--- Material for this task ---

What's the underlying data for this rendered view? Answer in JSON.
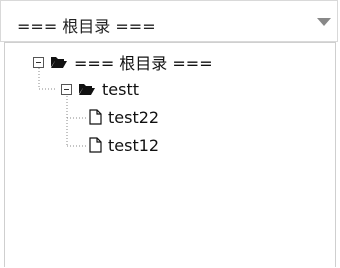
{
  "select": {
    "value": "=== 根目录 ===",
    "caret_icon": "caret-down-icon"
  },
  "tree": {
    "root": {
      "label": "=== 根目录 ===",
      "toggle_icon": "collapse-minus-icon",
      "node_icon": "open-folder-icon",
      "children": [
        {
          "label": "testt",
          "toggle_icon": "collapse-minus-icon",
          "node_icon": "open-folder-icon",
          "children": [
            {
              "label": "test22",
              "node_icon": "file-icon"
            },
            {
              "label": "test12",
              "node_icon": "file-icon"
            }
          ]
        }
      ]
    }
  },
  "colors": {
    "border": "#d9d9d9",
    "text": "#111111",
    "caret": "#888888"
  }
}
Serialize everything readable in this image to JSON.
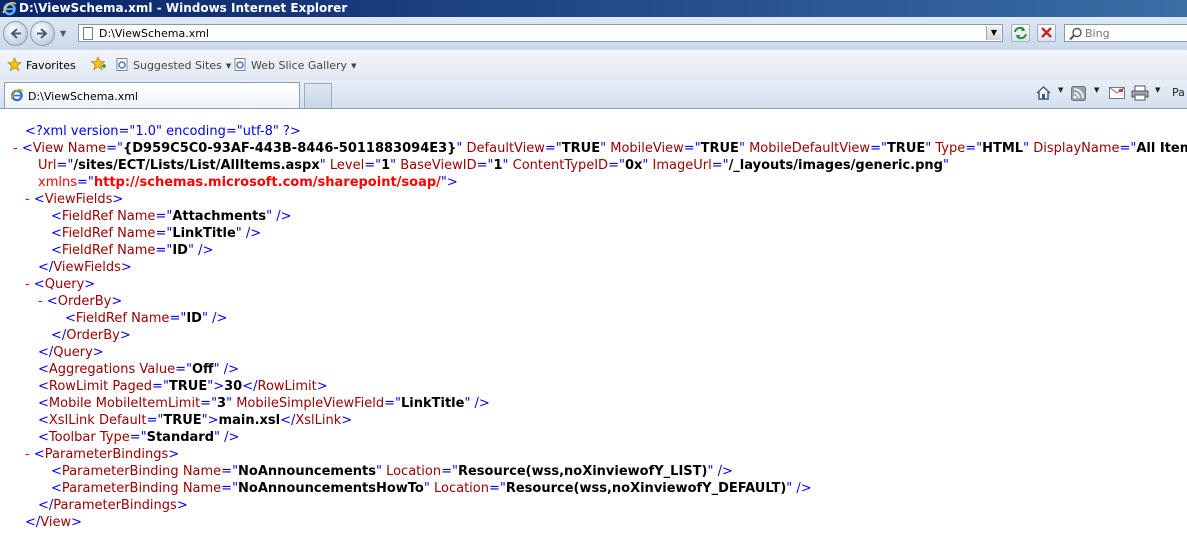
{
  "window": {
    "title": "D:\\ViewSchema.xml - Windows Internet Explorer"
  },
  "address": {
    "value": "D:\\ViewSchema.xml"
  },
  "search": {
    "placeholder": "Bing"
  },
  "favorites_bar": {
    "favorites_label": "Favorites",
    "items": [
      "Suggested Sites",
      "Web Slice Gallery"
    ]
  },
  "tabs": [
    {
      "label": "D:\\ViewSchema.xml"
    }
  ],
  "command_bar": {
    "page_label": "Pa"
  },
  "xml": {
    "decl": "<?xml version=\"1.0\" encoding=\"utf-8\" ?>",
    "view": {
      "name": "{D959C5C0-93AF-443B-8446-5011883094E3}",
      "default_view": "TRUE",
      "mobile_view": "TRUE",
      "mobile_default_view": "TRUE",
      "type": "HTML",
      "display_name": "All Items",
      "url": "/sites/ECT/Lists/List/AllItems.aspx",
      "level": "1",
      "base_view_id": "1",
      "content_type_id": "0x",
      "image_url": "/_layouts/images/generic.png",
      "xmlns": "http://schemas.microsoft.com/sharepoint/soap/"
    },
    "view_fields": [
      "Attachments",
      "LinkTitle",
      "ID"
    ],
    "orderby_field": "ID",
    "aggregations_value": "Off",
    "rowlimit_paged": "TRUE",
    "rowlimit_value": "30",
    "mobile_item_limit": "3",
    "mobile_simple_view_field": "LinkTitle",
    "xsllink_default": "TRUE",
    "xsllink_value": "main.xsl",
    "toolbar_type": "Standard",
    "parameter_bindings": [
      {
        "name": "NoAnnouncements",
        "location": "Resource(wss,noXinviewofY_LIST)"
      },
      {
        "name": "NoAnnouncementsHowTo",
        "location": "Resource(wss,noXinviewofY_DEFAULT)"
      }
    ]
  }
}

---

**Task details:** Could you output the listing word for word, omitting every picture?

**Answer for the task:**
What's the underlying data for this rendered view? Answer in JSON.
{
  "select": {
    "value": "=== 根目录 ===",
    "caret_icon": "caret-down-icon"
  },
  "tree": {
    "root": {
      "label": "=== 根目录 ===",
      "toggle_icon": "collapse-minus-icon",
      "node_icon": "open-folder-icon",
      "children": [
        {
          "label": "testt",
          "toggle_icon": "collapse-minus-icon",
          "node_icon": "open-folder-icon",
          "children": [
            {
              "label": "test22",
              "node_icon": "file-icon"
            },
            {
              "label": "test12",
              "node_icon": "file-icon"
            }
          ]
        }
      ]
    }
  },
  "colors": {
    "border": "#d9d9d9",
    "text": "#111111",
    "caret": "#888888"
  }
}
Serialize everything readable in this image to JSON.
{
  "window": {
    "title": "D:\\ViewSchema.xml - Windows Internet Explorer"
  },
  "address": {
    "value": "D:\\ViewSchema.xml"
  },
  "search": {
    "placeholder": "Bing"
  },
  "favorites_bar": {
    "favorites_label": "Favorites",
    "items": [
      "Suggested Sites",
      "Web Slice Gallery"
    ]
  },
  "tabs": [
    {
      "label": "D:\\ViewSchema.xml"
    }
  ],
  "command_bar": {
    "page_label": "Pa"
  },
  "xml": {
    "decl": "<?xml version=\"1.0\" encoding=\"utf-8\" ?>",
    "view": {
      "name": "{D959C5C0-93AF-443B-8446-5011883094E3}",
      "default_view": "TRUE",
      "mobile_view": "TRUE",
      "mobile_default_view": "TRUE",
      "type": "HTML",
      "display_name": "All Items",
      "url": "/sites/ECT/Lists/List/AllItems.aspx",
      "level": "1",
      "base_view_id": "1",
      "content_type_id": "0x",
      "image_url": "/_layouts/images/generic.png",
      "xmlns": "http://schemas.microsoft.com/sharepoint/soap/"
    },
    "view_fields": [
      "Attachments",
      "LinkTitle",
      "ID"
    ],
    "orderby_field": "ID",
    "aggregations_value": "Off",
    "rowlimit_paged": "TRUE",
    "rowlimit_value": "30",
    "mobile_item_limit": "3",
    "mobile_simple_view_field": "LinkTitle",
    "xsllink_default": "TRUE",
    "xsllink_value": "main.xsl",
    "toolbar_type": "Standard",
    "parameter_bindings": [
      {
        "name": "NoAnnouncements",
        "location": "Resource(wss,noXinviewofY_LIST)"
      },
      {
        "name": "NoAnnouncementsHowTo",
        "location": "Resource(wss,noXinviewofY_DEFAULT)"
      }
    ]
  }
}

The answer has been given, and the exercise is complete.